Records provided Start Marker
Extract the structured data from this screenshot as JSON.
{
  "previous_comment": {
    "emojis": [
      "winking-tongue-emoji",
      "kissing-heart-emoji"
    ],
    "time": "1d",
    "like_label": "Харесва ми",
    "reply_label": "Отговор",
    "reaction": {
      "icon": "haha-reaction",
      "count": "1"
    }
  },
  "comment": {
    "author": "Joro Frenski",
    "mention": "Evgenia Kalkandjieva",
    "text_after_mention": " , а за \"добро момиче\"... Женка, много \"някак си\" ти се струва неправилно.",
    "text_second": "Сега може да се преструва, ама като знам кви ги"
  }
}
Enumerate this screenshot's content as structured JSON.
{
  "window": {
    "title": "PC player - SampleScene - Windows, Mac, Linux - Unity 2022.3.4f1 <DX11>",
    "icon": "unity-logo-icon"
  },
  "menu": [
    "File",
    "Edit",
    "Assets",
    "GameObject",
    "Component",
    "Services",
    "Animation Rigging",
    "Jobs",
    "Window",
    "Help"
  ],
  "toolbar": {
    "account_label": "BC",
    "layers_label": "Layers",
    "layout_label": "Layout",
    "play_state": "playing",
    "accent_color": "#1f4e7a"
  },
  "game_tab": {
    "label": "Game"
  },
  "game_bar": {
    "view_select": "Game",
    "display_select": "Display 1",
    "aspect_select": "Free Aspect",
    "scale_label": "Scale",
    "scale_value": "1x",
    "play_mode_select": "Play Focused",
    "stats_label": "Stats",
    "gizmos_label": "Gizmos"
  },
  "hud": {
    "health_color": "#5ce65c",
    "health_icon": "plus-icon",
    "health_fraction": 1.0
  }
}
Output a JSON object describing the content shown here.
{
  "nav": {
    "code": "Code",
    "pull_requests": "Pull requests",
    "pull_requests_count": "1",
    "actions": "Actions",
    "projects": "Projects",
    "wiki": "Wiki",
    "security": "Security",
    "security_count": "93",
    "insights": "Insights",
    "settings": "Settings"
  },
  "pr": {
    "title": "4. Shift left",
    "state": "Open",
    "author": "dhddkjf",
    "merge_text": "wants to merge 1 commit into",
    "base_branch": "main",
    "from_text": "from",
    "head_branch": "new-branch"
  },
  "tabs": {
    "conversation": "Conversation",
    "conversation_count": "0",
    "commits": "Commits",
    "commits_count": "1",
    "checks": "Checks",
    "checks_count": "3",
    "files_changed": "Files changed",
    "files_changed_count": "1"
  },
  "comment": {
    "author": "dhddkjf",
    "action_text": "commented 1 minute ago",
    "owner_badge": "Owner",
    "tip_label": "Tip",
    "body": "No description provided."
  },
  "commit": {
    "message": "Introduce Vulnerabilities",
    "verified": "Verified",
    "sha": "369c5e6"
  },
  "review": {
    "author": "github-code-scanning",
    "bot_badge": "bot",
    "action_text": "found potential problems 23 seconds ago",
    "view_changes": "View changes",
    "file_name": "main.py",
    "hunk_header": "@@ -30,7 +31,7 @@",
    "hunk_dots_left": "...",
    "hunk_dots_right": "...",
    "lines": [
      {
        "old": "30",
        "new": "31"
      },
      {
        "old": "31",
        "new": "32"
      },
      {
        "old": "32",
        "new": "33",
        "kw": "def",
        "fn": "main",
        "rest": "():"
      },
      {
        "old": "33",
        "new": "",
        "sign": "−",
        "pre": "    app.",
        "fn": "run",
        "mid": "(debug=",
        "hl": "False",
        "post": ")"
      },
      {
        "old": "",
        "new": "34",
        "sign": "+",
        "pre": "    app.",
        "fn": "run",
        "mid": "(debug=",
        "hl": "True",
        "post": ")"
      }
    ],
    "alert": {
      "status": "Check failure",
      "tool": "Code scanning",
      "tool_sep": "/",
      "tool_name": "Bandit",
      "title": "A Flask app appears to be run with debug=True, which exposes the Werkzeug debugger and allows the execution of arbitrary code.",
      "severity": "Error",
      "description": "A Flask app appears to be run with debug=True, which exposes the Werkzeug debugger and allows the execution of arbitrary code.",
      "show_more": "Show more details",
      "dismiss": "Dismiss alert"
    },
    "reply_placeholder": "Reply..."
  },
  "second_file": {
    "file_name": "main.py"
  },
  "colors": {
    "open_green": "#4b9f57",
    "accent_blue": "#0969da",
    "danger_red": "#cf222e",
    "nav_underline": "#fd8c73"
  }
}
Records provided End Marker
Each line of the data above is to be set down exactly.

Extract the structured data from this screenshot as JSON.
{
  "previous_comment": {
    "emojis": [
      "winking-tongue-emoji",
      "kissing-heart-emoji"
    ],
    "time": "1d",
    "like_label": "Харесва ми",
    "reply_label": "Отговор",
    "reaction": {
      "icon": "haha-reaction",
      "count": "1"
    }
  },
  "comment": {
    "author": "Joro Frenski",
    "mention": "Evgenia Kalkandjieva",
    "text_after_mention": " , а за \"добро момиче\"... Женка, много \"някак си\" ти се струва неправилно.",
    "text_second": "Сега може да се преструва, ама като знам кви ги"
  }
}
Enumerate this screenshot's content as structured JSON.
{
  "window": {
    "title": "PC player - SampleScene - Windows, Mac, Linux - Unity 2022.3.4f1 <DX11>",
    "icon": "unity-logo-icon"
  },
  "menu": [
    "File",
    "Edit",
    "Assets",
    "GameObject",
    "Component",
    "Services",
    "Animation Rigging",
    "Jobs",
    "Window",
    "Help"
  ],
  "toolbar": {
    "account_label": "BC",
    "layers_label": "Layers",
    "layout_label": "Layout",
    "play_state": "playing",
    "accent_color": "#1f4e7a"
  },
  "game_tab": {
    "label": "Game"
  },
  "game_bar": {
    "view_select": "Game",
    "display_select": "Display 1",
    "aspect_select": "Free Aspect",
    "scale_label": "Scale",
    "scale_value": "1x",
    "play_mode_select": "Play Focused",
    "stats_label": "Stats",
    "gizmos_label": "Gizmos"
  },
  "hud": {
    "health_color": "#5ce65c",
    "health_icon": "plus-icon",
    "health_fraction": 1.0
  }
}
Output a JSON object describing the content shown here.
{
  "nav": {
    "code": "Code",
    "pull_requests": "Pull requests",
    "pull_requests_count": "1",
    "actions": "Actions",
    "projects": "Projects",
    "wiki": "Wiki",
    "security": "Security",
    "security_count": "93",
    "insights": "Insights",
    "settings": "Settings"
  },
  "pr": {
    "title": "4. Shift left",
    "state": "Open",
    "author": "dhddkjf",
    "merge_text": "wants to merge 1 commit into",
    "base_branch": "main",
    "from_text": "from",
    "head_branch": "new-branch"
  },
  "tabs": {
    "conversation": "Conversation",
    "conversation_count": "0",
    "commits": "Commits",
    "commits_count": "1",
    "checks": "Checks",
    "checks_count": "3",
    "files_changed": "Files changed",
    "files_changed_count": "1"
  },
  "comment": {
    "author": "dhddkjf",
    "action_text": "commented 1 minute ago",
    "owner_badge": "Owner",
    "tip_label": "Tip",
    "body": "No description provided."
  },
  "commit": {
    "message": "Introduce Vulnerabilities",
    "verified": "Verified",
    "sha": "369c5e6"
  },
  "review": {
    "author": "github-code-scanning",
    "bot_badge": "bot",
    "action_text": "found potential problems 23 seconds ago",
    "view_changes": "View changes",
    "file_name": "main.py",
    "hunk_header": "@@ -30,7 +31,7 @@",
    "hunk_dots_left": "...",
    "hunk_dots_right": "...",
    "lines": [
      {
        "old": "30",
        "new": "31"
      },
      {
        "old": "31",
        "new": "32"
      },
      {
        "old": "32",
        "new": "33",
        "kw": "def",
        "fn": "main",
        "rest": "():"
      },
      {
        "old": "33",
        "new": "",
        "sign": "−",
        "pre": "    app.",
        "fn": "run",
        "mid": "(debug=",
        "hl": "False",
        "post": ")"
      },
      {
        "old": "",
        "new": "34",
        "sign": "+",
        "pre": "    app.",
        "fn": "run",
        "mid": "(debug=",
        "hl": "True",
        "post": ")"
      }
    ],
    "alert": {
      "status": "Check failure",
      "tool": "Code scanning",
      "tool_sep": "/",
      "tool_name": "Bandit",
      "title": "A Flask app appears to be run with debug=True, which exposes the Werkzeug debugger and allows the execution of arbitrary code.",
      "severity": "Error",
      "description": "A Flask app appears to be run with debug=True, which exposes the Werkzeug debugger and allows the execution of arbitrary code.",
      "show_more": "Show more details",
      "dismiss": "Dismiss alert"
    },
    "reply_placeholder": "Reply..."
  },
  "second_file": {
    "file_name": "main.py"
  },
  "colors": {
    "open_green": "#4b9f57",
    "accent_blue": "#0969da",
    "danger_red": "#cf222e",
    "nav_underline": "#fd8c73"
  }
}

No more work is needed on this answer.